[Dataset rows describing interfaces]
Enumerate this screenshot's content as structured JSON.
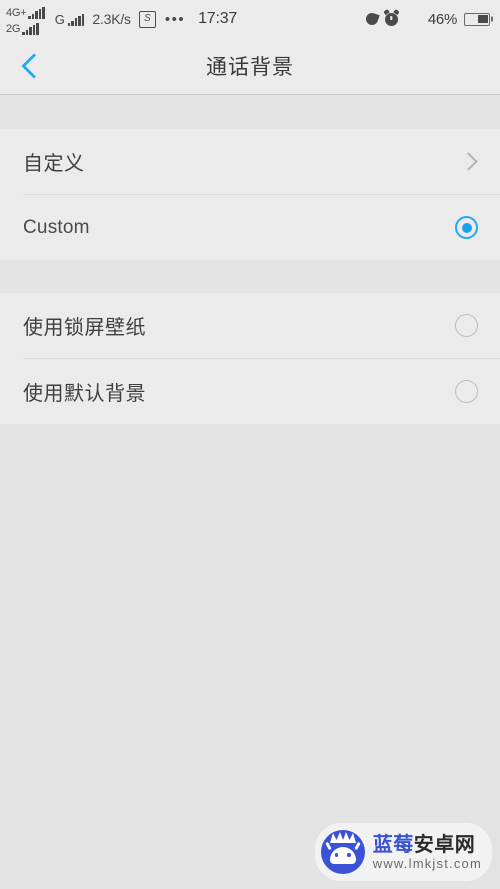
{
  "statusbar": {
    "sim1_label": "4G+",
    "sim2_label": "2G",
    "gprs_label": "G",
    "network_speed": "2.3K/s",
    "box_icon_label": "S",
    "overflow_dots": "•••",
    "time": "17:37",
    "battery_percent": "46%",
    "icons": {
      "dnd": "moon-icon",
      "alarm": "alarm-clock-icon",
      "wifi": "wifi-icon",
      "battery": "battery-icon"
    }
  },
  "header": {
    "title": "通话背景",
    "back_icon": "chevron-left-icon"
  },
  "groups": [
    {
      "rows": [
        {
          "label": "自定义",
          "accessory": "chevron",
          "latin": false,
          "selected": false
        },
        {
          "label": "Custom",
          "accessory": "radio",
          "latin": true,
          "selected": true
        }
      ]
    },
    {
      "rows": [
        {
          "label": "使用锁屏壁纸",
          "accessory": "radio",
          "latin": false,
          "selected": false
        },
        {
          "label": "使用默认背景",
          "accessory": "radio",
          "latin": false,
          "selected": false
        }
      ]
    }
  ],
  "watermark": {
    "brand_blue": "蓝莓",
    "brand_dark": "安卓网",
    "url": "www.lmkjst.com"
  },
  "colors": {
    "accent": "#1ba1f2",
    "panel": "#ebebeb",
    "page": "#e3e3e3",
    "divider": "#dcdcdc",
    "brand": "#3a52d6"
  }
}
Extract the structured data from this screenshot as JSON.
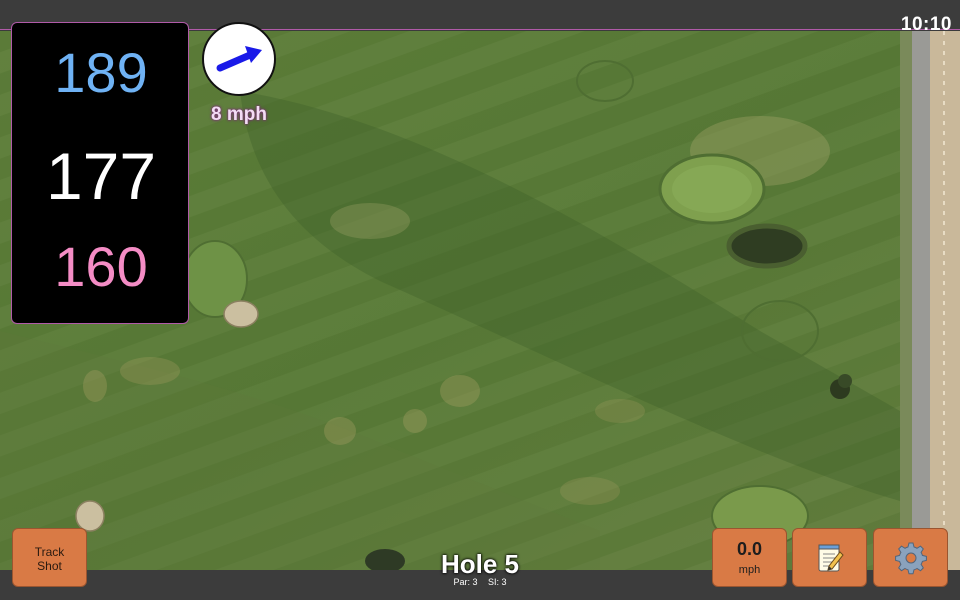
{
  "status_bar": {
    "clock": "10:10"
  },
  "distances": {
    "back": "189",
    "center": "177",
    "front": "160"
  },
  "wind": {
    "speed_label": "8 mph",
    "arrow_icon": "wind-direction-arrow-icon",
    "arrow_color": "#1a1ae8"
  },
  "hole": {
    "title": "Hole 5",
    "par": "Par: 3",
    "si": "SI: 3"
  },
  "buttons": {
    "track_shot_line1": "Track",
    "track_shot_line2": "Shot",
    "wind_value": "0.0",
    "wind_unit": "mph",
    "notes_icon": "notepad-icon",
    "settings_icon": "gear-icon"
  },
  "colors": {
    "back_distance": "#6fb2f4",
    "center_distance": "#ffffff",
    "front_distance": "#f48cc5",
    "button_fill": "#d97a45"
  }
}
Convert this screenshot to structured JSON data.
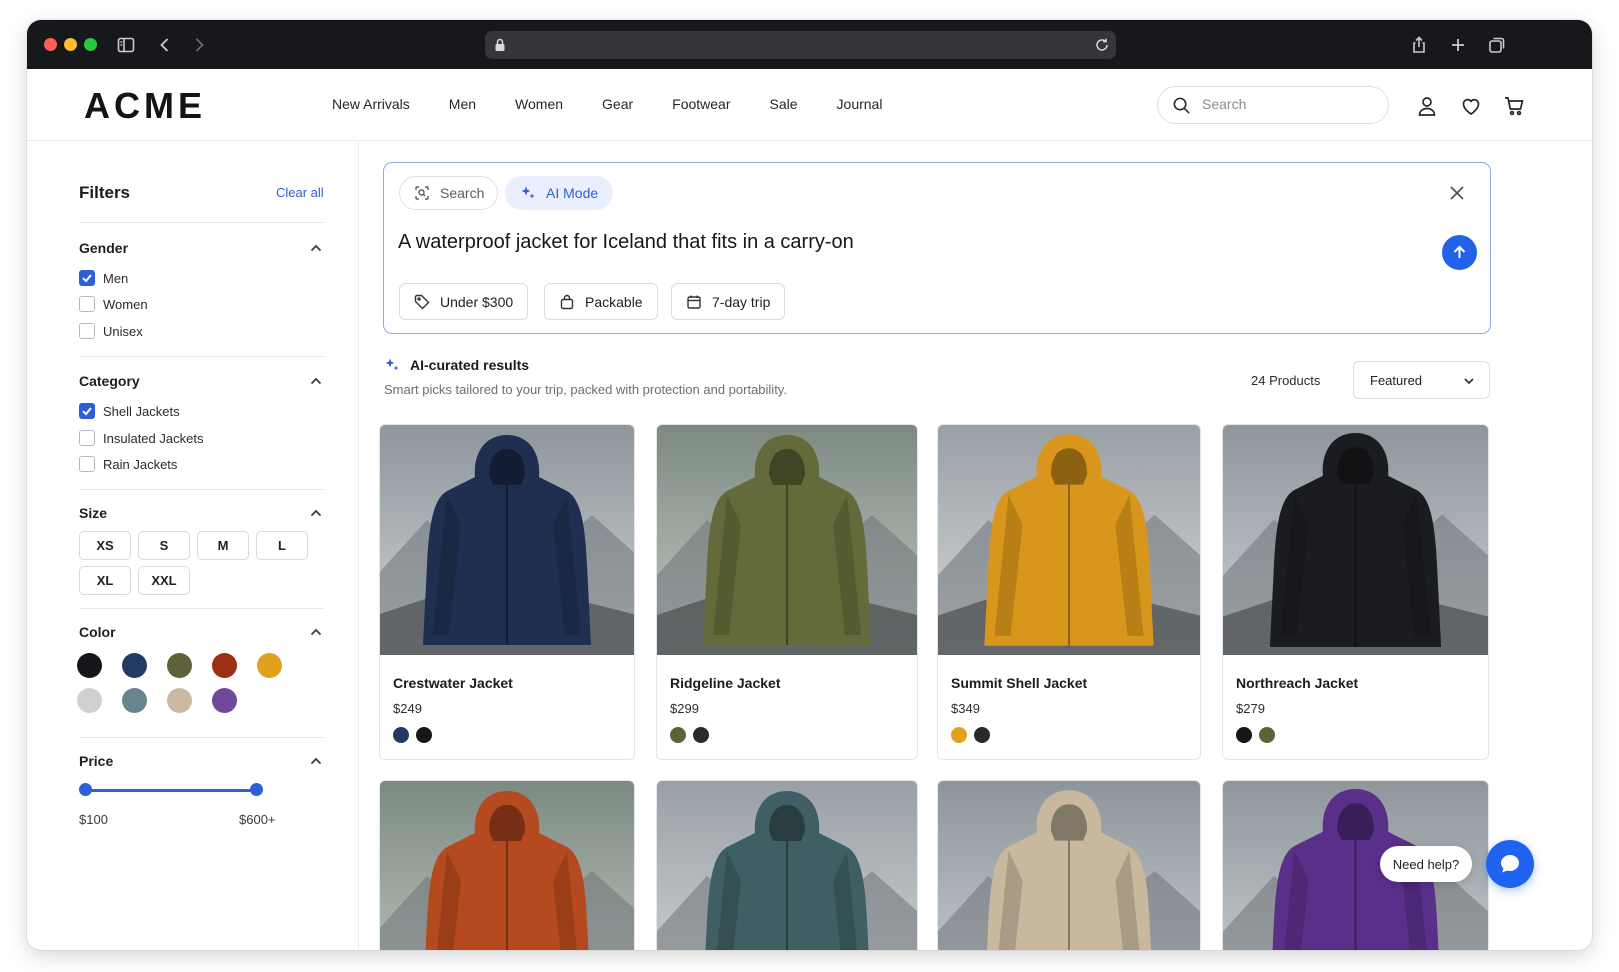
{
  "browser": {
    "traffic_lights": [
      "#ff5f57",
      "#febc2e",
      "#28c840"
    ],
    "icons": [
      "sidebar-icon",
      "back-icon",
      "forward-icon",
      "lock-icon",
      "reload-icon",
      "share-icon",
      "new-tab-icon",
      "tabs-icon"
    ]
  },
  "header": {
    "logo": "ACME",
    "nav": [
      "New Arrivals",
      "Men",
      "Women",
      "Gear",
      "Footwear",
      "Sale",
      "Journal"
    ],
    "search_placeholder": "Search",
    "icons": [
      "account-icon",
      "wishlist-icon",
      "cart-icon"
    ]
  },
  "sidebar": {
    "title": "Filters",
    "clear_all": "Clear all",
    "gender": {
      "title": "Gender",
      "options": [
        {
          "label": "Men",
          "checked": true
        },
        {
          "label": "Women",
          "checked": false
        },
        {
          "label": "Unisex",
          "checked": false
        }
      ]
    },
    "category": {
      "title": "Category",
      "options": [
        {
          "label": "Shell Jackets",
          "checked": true
        },
        {
          "label": "Insulated Jackets",
          "checked": false
        },
        {
          "label": "Rain Jackets",
          "checked": false
        }
      ]
    },
    "size": {
      "title": "Size",
      "options": [
        "XS",
        "S",
        "M",
        "L",
        "XL",
        "XXL"
      ]
    },
    "color": {
      "title": "Color",
      "swatches": [
        "#15161a",
        "#233b63",
        "#5f6238",
        "#9c2f16",
        "#e0a21c",
        "#cfd0d2",
        "#67858c",
        "#c9b9a0",
        "#6f4a9b"
      ]
    },
    "price": {
      "title": "Price",
      "min_label": "$100",
      "max_label": "$600+"
    }
  },
  "ai_search": {
    "tab_search": "Search",
    "tab_ai": "AI Mode",
    "query": "A waterproof jacket for Iceland that fits in a carry-on",
    "chips": [
      "Under $300",
      "Packable",
      "7-day trip"
    ]
  },
  "results": {
    "title": "AI-curated results",
    "subtitle": "Smart picks tailored to your trip, packed with protection and portability.",
    "count": "24 Products",
    "sort": "Featured"
  },
  "products": [
    {
      "name": "Crestwater Jacket",
      "price": "$249",
      "colors": [
        "#233b63",
        "#15161a"
      ],
      "jacket": "#1e2f52"
    },
    {
      "name": "Ridgeline Jacket",
      "price": "$299",
      "colors": [
        "#5f6238",
        "#2a2a2a"
      ],
      "jacket": "#646a3a"
    },
    {
      "name": "Summit Shell Jacket",
      "price": "$349",
      "colors": [
        "#e0a21c",
        "#2a2a2a"
      ],
      "jacket": "#d9961c"
    },
    {
      "name": "Northreach Jacket",
      "price": "$279",
      "colors": [
        "#15161a",
        "#5f6238"
      ],
      "jacket": "#1b1c1f"
    }
  ],
  "products_row2_colors": [
    "#b5491f",
    "#3f5f64",
    "#c7b89e",
    "#5a2f8a"
  ],
  "help": {
    "label": "Need help?"
  }
}
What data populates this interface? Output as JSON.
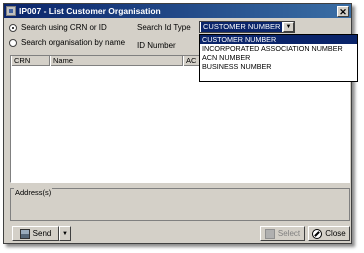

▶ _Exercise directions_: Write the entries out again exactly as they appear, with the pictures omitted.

▶ _Response below_:
Enumerate this screenshot's content as structured JSON.
{
  "statusbar": {
    "sim1_label": "4G+",
    "sim2_label": "2G",
    "gprs_label": "G",
    "network_speed": "2.3K/s",
    "box_icon_label": "S",
    "overflow_dots": "•••",
    "time": "17:37",
    "battery_percent": "46%",
    "icons": {
      "dnd": "moon-icon",
      "alarm": "alarm-clock-icon",
      "wifi": "wifi-icon",
      "battery": "battery-icon"
    }
  },
  "header": {
    "title": "通话背景",
    "back_icon": "chevron-left-icon"
  },
  "groups": [
    {
      "rows": [
        {
          "label": "自定义",
          "accessory": "chevron",
          "latin": false,
          "selected": false
        },
        {
          "label": "Custom",
          "accessory": "radio",
          "latin": true,
          "selected": true
        }
      ]
    },
    {
      "rows": [
        {
          "label": "使用锁屏壁纸",
          "accessory": "radio",
          "latin": false,
          "selected": false
        },
        {
          "label": "使用默认背景",
          "accessory": "radio",
          "latin": false,
          "selected": false
        }
      ]
    }
  ],
  "watermark": {
    "brand_blue": "蓝莓",
    "brand_dark": "安卓网",
    "url": "www.lmkjst.com"
  },
  "colors": {
    "accent": "#1ba1f2",
    "panel": "#ebebeb",
    "page": "#e3e3e3",
    "divider": "#dcdcdc",
    "brand": "#3a52d6"
  }
}
Extract the structured data from this screenshot as JSON.
{
  "status_bar": {
    "clock": "10:10"
  },
  "distances": {
    "back": "189",
    "center": "177",
    "front": "160"
  },
  "wind": {
    "speed_label": "8 mph",
    "arrow_icon": "wind-direction-arrow-icon",
    "arrow_color": "#1a1ae8"
  },
  "hole": {
    "title": "Hole 5",
    "par": "Par: 3",
    "si": "SI: 3"
  },
  "buttons": {
    "track_shot_line1": "Track",
    "track_shot_line2": "Shot",
    "wind_value": "0.0",
    "wind_unit": "mph",
    "notes_icon": "notepad-icon",
    "settings_icon": "gear-icon"
  },
  "colors": {
    "back_distance": "#6fb2f4",
    "center_distance": "#ffffff",
    "front_distance": "#f48cc5",
    "button_fill": "#d97a45"
  }
}
Convert this screenshot to structured JSON data.
{
  "browser": {
    "traffic_lights": [
      "#ff5f57",
      "#febc2e",
      "#28c840"
    ],
    "icons": [
      "sidebar-icon",
      "back-icon",
      "forward-icon",
      "lock-icon",
      "reload-icon",
      "share-icon",
      "new-tab-icon",
      "tabs-icon"
    ]
  },
  "header": {
    "logo": "ACME",
    "nav": [
      "New Arrivals",
      "Men",
      "Women",
      "Gear",
      "Footwear",
      "Sale",
      "Journal"
    ],
    "search_placeholder": "Search",
    "icons": [
      "account-icon",
      "wishlist-icon",
      "cart-icon"
    ]
  },
  "sidebar": {
    "title": "Filters",
    "clear_all": "Clear all",
    "gender": {
      "title": "Gender",
      "options": [
        {
          "label": "Men",
          "checked": true
        },
        {
          "label": "Women",
          "checked": false
        },
        {
          "label": "Unisex",
          "checked": false
        }
      ]
    },
    "category": {
      "title": "Category",
      "options": [
        {
          "label": "Shell Jackets",
          "checked": true
        },
        {
          "label": "Insulated Jackets",
          "checked": false
        },
        {
          "label": "Rain Jackets",
          "checked": false
        }
      ]
    },
    "size": {
      "title": "Size",
      "options": [
        "XS",
        "S",
        "M",
        "L",
        "XL",
        "XXL"
      ]
    },
    "color": {
      "title": "Color",
      "swatches": [
        "#15161a",
        "#233b63",
        "#5f6238",
        "#9c2f16",
        "#e0a21c",
        "#cfd0d2",
        "#67858c",
        "#c9b9a0",
        "#6f4a9b"
      ]
    },
    "price": {
      "title": "Price",
      "min_label": "$100",
      "max_label": "$600+"
    }
  },
  "ai_search": {
    "tab_search": "Search",
    "tab_ai": "AI Mode",
    "query": "A waterproof jacket for Iceland that fits in a carry-on",
    "chips": [
      "Under $300",
      "Packable",
      "7-day trip"
    ]
  },
  "results": {
    "title": "AI-curated results",
    "subtitle": "Smart picks tailored to your trip, packed with protection and portability.",
    "count": "24 Products",
    "sort": "Featured"
  },
  "products": [
    {
      "name": "Crestwater Jacket",
      "price": "$249",
      "colors": [
        "#233b63",
        "#15161a"
      ],
      "jacket": "#1e2f52"
    },
    {
      "name": "Ridgeline Jacket",
      "price": "$299",
      "colors": [
        "#5f6238",
        "#2a2a2a"
      ],
      "jacket": "#646a3a"
    },
    {
      "name": "Summit Shell Jacket",
      "price": "$349",
      "colors": [
        "#e0a21c",
        "#2a2a2a"
      ],
      "jacket": "#d9961c"
    },
    {
      "name": "Northreach Jacket",
      "price": "$279",
      "colors": [
        "#15161a",
        "#5f6238"
      ],
      "jacket": "#1b1c1f"
    }
  ],
  "products_row2_colors": [
    "#b5491f",
    "#3f5f64",
    "#c7b89e",
    "#5a2f8a"
  ],
  "help": {
    "label": "Need help?"
  }
}
What data populates this interface? Output as JSON.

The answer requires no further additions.